Sri to EricW May 14, 2012
Larry and I would like to clarify the following ...
We currently see the caching annotations in the interface ... we were wondering about Rice guidelines for caching annotations on the interfaces vs implementations.
Wouldn't multiple implementations be an issue when having annotations on the interface?
The spring documentation actually recommends putting the annotations on the service implementation instead of the service interface.
The reason being because then you can use load-time weaving to modify the implementation class
which allows for internal service implementation calls to leverage the caching if it calls other methods on the same service.
That said, we put them on the interface because that allows us to more easily make caching available in a client application
when those services are accessed remotely (since the service implementation itself isn't loaded in the client application).
If we didn't put them on the service interface, we would need to define an alternate service implementation which does nothing
but caching for every service in Rice which needs caching (and then explicitly load that in the client application).
Hopefully that distinction makes sense there, if not I can provide a more detailed example
You are correct though in terms of multiple implementations.
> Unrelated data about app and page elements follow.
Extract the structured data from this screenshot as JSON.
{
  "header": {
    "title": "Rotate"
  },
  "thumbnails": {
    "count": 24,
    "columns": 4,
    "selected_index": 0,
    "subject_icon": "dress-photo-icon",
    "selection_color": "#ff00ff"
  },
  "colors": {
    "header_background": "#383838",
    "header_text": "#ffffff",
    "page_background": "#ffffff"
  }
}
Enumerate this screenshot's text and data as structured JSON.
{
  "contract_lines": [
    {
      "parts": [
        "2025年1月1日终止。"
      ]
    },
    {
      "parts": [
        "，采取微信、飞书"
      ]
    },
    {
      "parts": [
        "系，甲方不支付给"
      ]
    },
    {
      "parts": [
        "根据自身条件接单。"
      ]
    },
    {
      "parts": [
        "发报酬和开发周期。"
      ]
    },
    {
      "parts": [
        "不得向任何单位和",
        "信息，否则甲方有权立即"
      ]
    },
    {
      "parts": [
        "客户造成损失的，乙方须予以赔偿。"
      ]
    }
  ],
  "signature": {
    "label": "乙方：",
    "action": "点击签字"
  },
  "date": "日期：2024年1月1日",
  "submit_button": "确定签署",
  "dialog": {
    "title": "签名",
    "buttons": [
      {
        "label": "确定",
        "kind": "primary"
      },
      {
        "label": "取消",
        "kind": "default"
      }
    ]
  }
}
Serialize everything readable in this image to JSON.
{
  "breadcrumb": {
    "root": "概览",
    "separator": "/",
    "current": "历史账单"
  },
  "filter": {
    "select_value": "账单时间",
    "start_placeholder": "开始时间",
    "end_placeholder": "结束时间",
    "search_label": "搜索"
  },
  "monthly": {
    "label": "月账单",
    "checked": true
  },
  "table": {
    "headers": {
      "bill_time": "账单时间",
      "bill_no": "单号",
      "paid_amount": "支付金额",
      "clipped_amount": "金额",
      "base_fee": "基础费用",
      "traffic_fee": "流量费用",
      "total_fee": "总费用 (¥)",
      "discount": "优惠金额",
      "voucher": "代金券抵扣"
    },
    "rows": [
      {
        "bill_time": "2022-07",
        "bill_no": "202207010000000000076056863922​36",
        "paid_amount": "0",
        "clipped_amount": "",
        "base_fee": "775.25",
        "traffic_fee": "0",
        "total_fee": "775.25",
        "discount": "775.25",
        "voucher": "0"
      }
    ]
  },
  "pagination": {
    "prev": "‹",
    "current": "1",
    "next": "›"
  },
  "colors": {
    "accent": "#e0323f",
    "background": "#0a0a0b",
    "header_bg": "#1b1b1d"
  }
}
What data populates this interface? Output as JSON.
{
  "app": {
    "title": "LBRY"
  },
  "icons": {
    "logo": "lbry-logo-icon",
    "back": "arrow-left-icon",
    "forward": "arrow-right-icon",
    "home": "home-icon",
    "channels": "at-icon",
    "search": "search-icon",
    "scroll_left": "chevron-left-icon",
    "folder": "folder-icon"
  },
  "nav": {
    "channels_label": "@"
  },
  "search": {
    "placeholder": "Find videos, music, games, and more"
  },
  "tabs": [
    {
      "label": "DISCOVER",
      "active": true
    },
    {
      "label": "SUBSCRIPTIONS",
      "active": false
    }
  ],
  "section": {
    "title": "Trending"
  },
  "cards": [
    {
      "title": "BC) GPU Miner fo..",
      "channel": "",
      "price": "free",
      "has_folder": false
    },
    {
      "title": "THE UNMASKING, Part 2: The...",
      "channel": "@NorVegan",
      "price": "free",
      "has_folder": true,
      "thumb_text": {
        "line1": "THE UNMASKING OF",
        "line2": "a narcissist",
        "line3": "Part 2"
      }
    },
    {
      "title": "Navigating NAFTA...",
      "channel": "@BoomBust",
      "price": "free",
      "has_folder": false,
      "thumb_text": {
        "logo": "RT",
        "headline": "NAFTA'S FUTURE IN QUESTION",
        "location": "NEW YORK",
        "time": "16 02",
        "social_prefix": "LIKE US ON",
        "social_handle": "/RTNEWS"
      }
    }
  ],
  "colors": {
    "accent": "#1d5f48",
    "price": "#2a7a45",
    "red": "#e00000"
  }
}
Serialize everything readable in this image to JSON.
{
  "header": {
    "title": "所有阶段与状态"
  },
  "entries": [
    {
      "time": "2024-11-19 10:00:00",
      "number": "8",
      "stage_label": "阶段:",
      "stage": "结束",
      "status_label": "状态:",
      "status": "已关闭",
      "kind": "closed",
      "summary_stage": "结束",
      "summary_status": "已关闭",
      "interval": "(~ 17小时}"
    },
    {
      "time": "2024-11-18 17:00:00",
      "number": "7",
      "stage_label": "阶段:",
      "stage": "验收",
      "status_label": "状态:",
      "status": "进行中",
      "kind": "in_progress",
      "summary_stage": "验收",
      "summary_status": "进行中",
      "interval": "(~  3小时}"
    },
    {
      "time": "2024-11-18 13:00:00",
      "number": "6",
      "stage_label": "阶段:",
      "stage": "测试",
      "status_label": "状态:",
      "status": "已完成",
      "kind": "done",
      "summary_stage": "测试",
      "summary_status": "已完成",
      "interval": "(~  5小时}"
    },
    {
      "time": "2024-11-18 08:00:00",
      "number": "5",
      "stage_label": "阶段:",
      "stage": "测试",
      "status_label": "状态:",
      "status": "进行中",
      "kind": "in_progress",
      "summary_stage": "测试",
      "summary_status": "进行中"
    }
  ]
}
In terms of what's being done here, the caching essentially
becomes part of the contract (i.e. if you create an alternate implementation of a specific service, you have to make sure
to manually send cache flush messages in cases where the related data changes).